The competition may have grown fiercer since Facebook acquired Instagram in 2013, but no other photo-sharing service comes close to its pervasiveness. Instagram has 300 million installs and 75 million daily users. Perhaps Instagram’s complacency is the reason it has been slow to add new features, or maybe the reason is more philosophical. Whatever the cause, we seem to be witnessing a reversal. Instagram today announced two new additions to its suite of editing tools — “Fade” and “Color.”

Related: Instagram users, multi-page “carousel ads” coming your way

Fade, as you might guess, mutes colors and softens lines. The look is distinctly old-school darkroom, and is adjusted with Instagram’s familiar slider mechanism. Color presents a range of hues with which to tint images, but lacks the aforementioned fine-tuning tool  — if you were hoping for nuance, you’ll be disappointed.

Color and Fade will make their way to Android devices first, as the Instagram version 6.19.0 will roll out through the Google Play Store today. Meanwhile, iOS users will receive an equivalent update “in a few days.”

The new effects follow a December refresh which added five new filters — Slumber, Crema, Ludwig, Aden, and Perpetua — and a filter management tool. The earlier summer update introduced tools to change filter intensity and fine-tune lighting levels with brightness, contrast, highlight, and shadows.
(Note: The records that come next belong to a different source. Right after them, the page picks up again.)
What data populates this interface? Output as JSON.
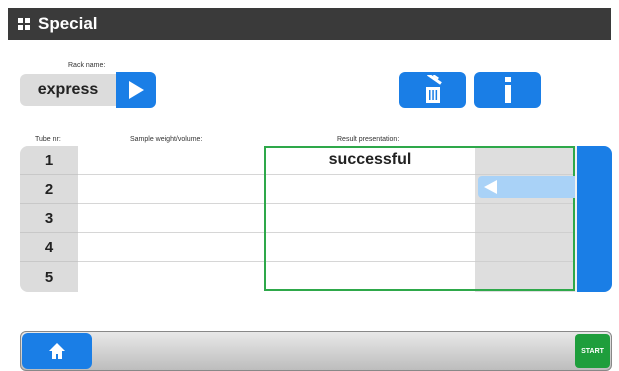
{
  "window": {
    "title": "Special"
  },
  "rack": {
    "label": "Rack name:",
    "value": "express"
  },
  "columns": {
    "tube": "Tube nr:",
    "weight": "Sample weight/volume:",
    "result": "Result presentation:"
  },
  "rows": [
    {
      "num": "1",
      "weight": "",
      "result": "successful"
    },
    {
      "num": "2",
      "weight": "",
      "result": ""
    },
    {
      "num": "3",
      "weight": "",
      "result": ""
    },
    {
      "num": "4",
      "weight": "",
      "result": ""
    },
    {
      "num": "5",
      "weight": "",
      "result": ""
    }
  ],
  "footer": {
    "start_label": "START"
  },
  "colors": {
    "titlebar": "#3a3a3a",
    "accent_blue": "#1a7ee6",
    "light_blue": "#a9d2f7",
    "green_border": "#2ea84a",
    "start_green": "#1e9e3c"
  },
  "icons": [
    "grid-icon",
    "play-icon",
    "trash-icon",
    "info-icon",
    "back-arrow-icon",
    "home-icon"
  ]
}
The changes come at a time when Facebook is attempting to boost Instagram’s profitability. The social network initially worked gradually towards recouping its $1 billion investment by slowly incorporating ads into users’ feeds, but has recently become more assertive. The year 2013 saw the integration of video ads, and last month, Facebook announced “carousel ads” for Instagram, tappable interactive ads that link to outside apps and websites.

The degree to which Facebook values Instragram’s ad units is no more evident than in the case of the “Uploader for Instagram” app shutdown earlier this week. The app, which allowed Mac users to upload photos directly to Instagram, was pulled by its 17-year-old developer after he received a letter from the company demanding its removal from the Mac App Store. While the app allegedly violated Instagram’s Terms of Service, its potentially graver crime was skirting the ads which populate the mobile clients.

Instagram’s popularity is unlikely to diminish anytime soon, and the updates are very much welcome, but Facebook will someday have to reconcile the Instagram community’s culture — pure, unblemished showcasing of creativity — with its shareholder imperative for profit.